Massimo Vignelli, the deeply influential designer and teacher, passed away today at age 83. Emilia Naberezny, a designer for Shutterstock’s Offset brand, worked with Vignelli and offers this reflection on his life.
Today is a sad day for the design community, but Massimo Vignelli wouldn’t have wanted it that way.
Most of us know Massimo as a monumental leader of modernist design. He was known for his iconic work for American Airlines, Bloomingdale’s, and the New York City Subway System and Map. He was an influential member of the global design community and never stopped spreading his knowledge and love of design. He always said, “Design is one,” and thought that if you were a true designer, you could design anything from a fork to an identity system.
Massimo wasn’t a designer — he was design. He lived his life the same way.
I worked with Massimo and Lella Vignelli for just under two years. During that time, Massimo would always give me these short life lessons. He would even cook meals for us during the day. I remember one morning getting to the office and seeing him leave out a carefully drawn visual calendar of the meals we would have together for lunch.
During Massimo’s last days, his family invited admirers to send him letters. I visited Massimo last Friday as he was opening some of these letters, and it was clear he valued each and every one. While I was there, he also visited with students he had taught. I overheard him say, “One of the greatest things you can do is teach.” Even in his last days, he wanted to give back to future generations of designers.
It’s difficult to summarize the life and accomplishments of someone who contributed so much to the world of design. But what inspires me most is that Massimo’s influence has changed design forever. Even though he’s no longer with us, his designs live on.
Tonight, on my subway ride home, I will see elements of his initial Graphic Standards Manual from 1970. I will always remember Massimo as someone who fought for what he believed was right and never accepted any less. I will also remember his kindness, generosity, and great sense of humor.

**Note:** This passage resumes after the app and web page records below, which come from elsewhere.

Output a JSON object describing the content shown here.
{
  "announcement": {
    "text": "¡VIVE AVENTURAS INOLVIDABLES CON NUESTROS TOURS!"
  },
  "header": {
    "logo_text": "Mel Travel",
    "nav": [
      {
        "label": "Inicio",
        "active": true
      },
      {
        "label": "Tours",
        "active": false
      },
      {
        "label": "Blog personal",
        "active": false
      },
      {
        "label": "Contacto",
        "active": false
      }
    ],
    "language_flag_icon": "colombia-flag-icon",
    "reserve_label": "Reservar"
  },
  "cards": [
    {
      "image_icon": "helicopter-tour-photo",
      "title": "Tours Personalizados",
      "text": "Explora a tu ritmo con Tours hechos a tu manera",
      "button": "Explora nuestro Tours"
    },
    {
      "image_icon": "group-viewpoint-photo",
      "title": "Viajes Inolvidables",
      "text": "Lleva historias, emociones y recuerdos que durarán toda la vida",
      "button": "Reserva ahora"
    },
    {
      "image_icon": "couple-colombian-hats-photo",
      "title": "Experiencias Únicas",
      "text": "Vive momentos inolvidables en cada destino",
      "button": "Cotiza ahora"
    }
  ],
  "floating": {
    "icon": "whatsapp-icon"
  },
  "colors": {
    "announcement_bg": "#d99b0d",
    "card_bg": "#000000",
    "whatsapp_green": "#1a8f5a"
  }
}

In my letter to Massimo, I wrote, “You taught me not only the fundamentals of design, but what set good design from bad. You taught me about design passion – what it really meant to live, breathe, and be design.”

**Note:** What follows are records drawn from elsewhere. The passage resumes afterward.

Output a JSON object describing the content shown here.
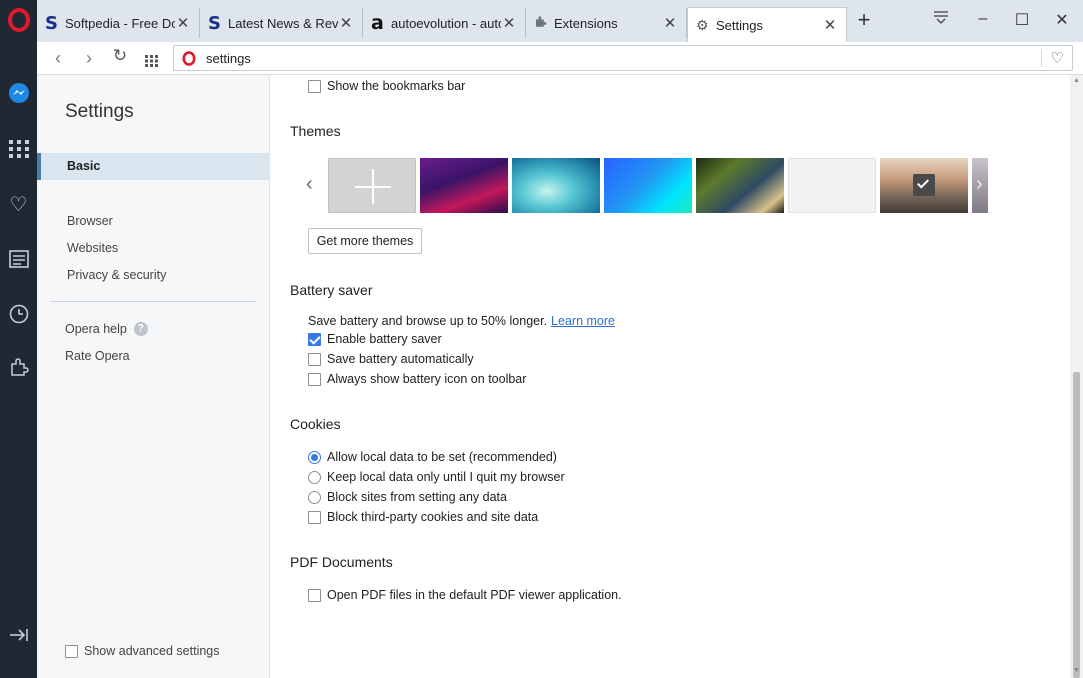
{
  "tabs": [
    {
      "label": "Softpedia - Free Dow",
      "favicon": "softpedia-icon"
    },
    {
      "label": "Latest News & Revie",
      "favicon": "softpedia-icon"
    },
    {
      "label": "autoevolution - auto",
      "favicon": "autoevolution-icon"
    },
    {
      "label": "Extensions",
      "favicon": "puzzle-icon"
    },
    {
      "label": "Settings",
      "favicon": "gear-icon"
    }
  ],
  "address": {
    "url": "settings"
  },
  "left": {
    "title": "Settings",
    "basic": "Basic",
    "browser": "Browser",
    "websites": "Websites",
    "privacy": "Privacy & security",
    "help": "Opera help",
    "help_badge": "?",
    "rate": "Rate Opera",
    "advanced": "Show advanced settings"
  },
  "main": {
    "bookmarks_bar": "Show the bookmarks bar",
    "themes_title": "Themes",
    "themes_button": "Get more themes",
    "battery_title": "Battery saver",
    "battery_desc": "Save battery and browse up to 50% longer.",
    "learn_more": "Learn more",
    "battery_enable": "Enable battery saver",
    "battery_auto": "Save battery automatically",
    "battery_icon": "Always show battery icon on toolbar",
    "cookies_title": "Cookies",
    "cookies_allow": "Allow local data to be set (recommended)",
    "cookies_keep": "Keep local data only until I quit my browser",
    "cookies_block": "Block sites from setting any data",
    "cookies_thirdparty": "Block third-party cookies and site data",
    "pdf_title": "PDF Documents",
    "pdf_open": "Open PDF files in the default PDF viewer application."
  },
  "state": {
    "battery_enable": true,
    "battery_auto": false,
    "battery_icon": false,
    "bookmarks_bar": false,
    "cookies_selected": "cookies_allow",
    "cookies_thirdparty": false,
    "pdf_open": false,
    "advanced": false
  },
  "colors": {
    "accent": "#3b78e7",
    "sidebar": "#202834",
    "opera_red": "#cc1426"
  }
}
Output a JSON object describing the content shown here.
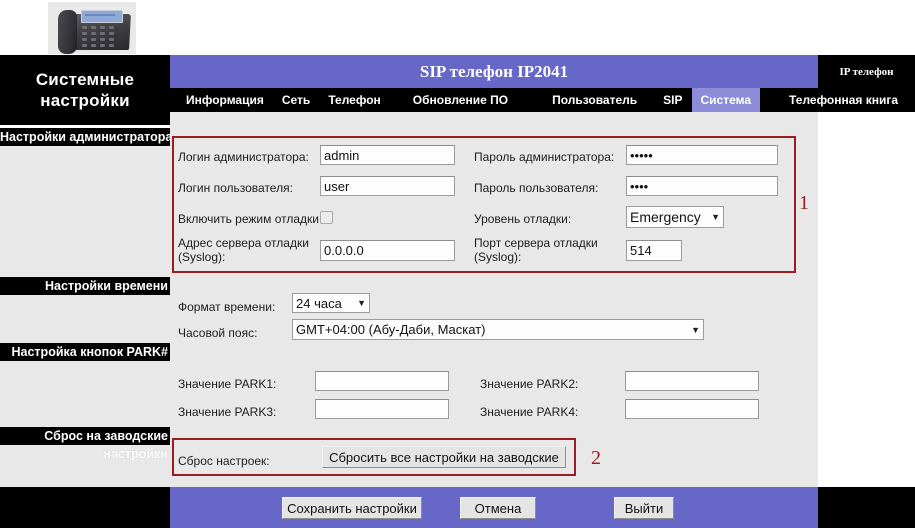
{
  "header": {
    "sidebar_title": "Системные\nнастройки",
    "sidebar_title_line1": "Системные",
    "sidebar_title_line2": "настройки",
    "banner_title": "SIP телефон IP2041",
    "brand_badge": "IP телефон"
  },
  "nav": {
    "items": [
      {
        "label": "Информация",
        "active": false
      },
      {
        "label": "Сеть",
        "active": false
      },
      {
        "label": "Телефон",
        "active": false
      },
      {
        "label": "Обновление ПО",
        "active": false
      },
      {
        "label": "Пользователь",
        "active": false
      },
      {
        "label": "SIP",
        "active": false
      },
      {
        "label": "Система",
        "active": true
      },
      {
        "label": "Телефонная книга",
        "active": false
      }
    ]
  },
  "sections": {
    "admin": {
      "heading": "Настройки администратора"
    },
    "time": {
      "heading": "Настройки времени"
    },
    "park": {
      "heading": "Настройка кнопок PARK#"
    },
    "reset": {
      "heading_line1": "Сброс на заводские",
      "heading_line2": "настройки"
    }
  },
  "admin_form": {
    "admin_login_label": "Логин администратора:",
    "admin_login_value": "admin",
    "admin_password_label": "Пароль администратора:",
    "admin_password_value": "•••••",
    "user_login_label": "Логин пользователя:",
    "user_login_value": "user",
    "user_password_label": "Пароль пользователя:",
    "user_password_value": "••••",
    "debug_enable_label": "Включить режим отладки:",
    "debug_enable_checked": false,
    "debug_level_label": "Уровень отладки:",
    "debug_level_value": "Emergency",
    "syslog_addr_label_line1": "Адрес сервера отладки",
    "syslog_addr_label_line2": "(Syslog):",
    "syslog_addr_value": "0.0.0.0",
    "syslog_port_label_line1": "Порт сервера отладки",
    "syslog_port_label_line2": "(Syslog):",
    "syslog_port_value": "514"
  },
  "time_form": {
    "time_format_label": "Формат времени:",
    "time_format_value": "24 часа",
    "timezone_label": "Часовой пояс:",
    "timezone_value": "GMT+04:00 (Абу-Даби, Маскат)"
  },
  "park_form": {
    "park1_label": "Значение PARK1:",
    "park1_value": "",
    "park2_label": "Значение PARK2:",
    "park2_value": "",
    "park3_label": "Значение PARK3:",
    "park3_value": "",
    "park4_label": "Значение PARK4:",
    "park4_value": ""
  },
  "reset_form": {
    "reset_label": "Сброс настроек:",
    "reset_button": "Сбросить все настройки на заводские"
  },
  "footer": {
    "save_label": "Сохранить настройки",
    "cancel_label": "Отмена",
    "exit_label": "Выйти"
  },
  "annotations": {
    "one": "1",
    "two": "2",
    "highlight_color": "#991d20"
  },
  "colors": {
    "banner_purple": "#6667c7",
    "active_tab": "#8c8cd8",
    "panel_gray": "#e8e8e8",
    "black": "#000000"
  }
}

Top image: Massimo Vignelli celebrating his 80th birthday. Photo by Emilia Naberezny.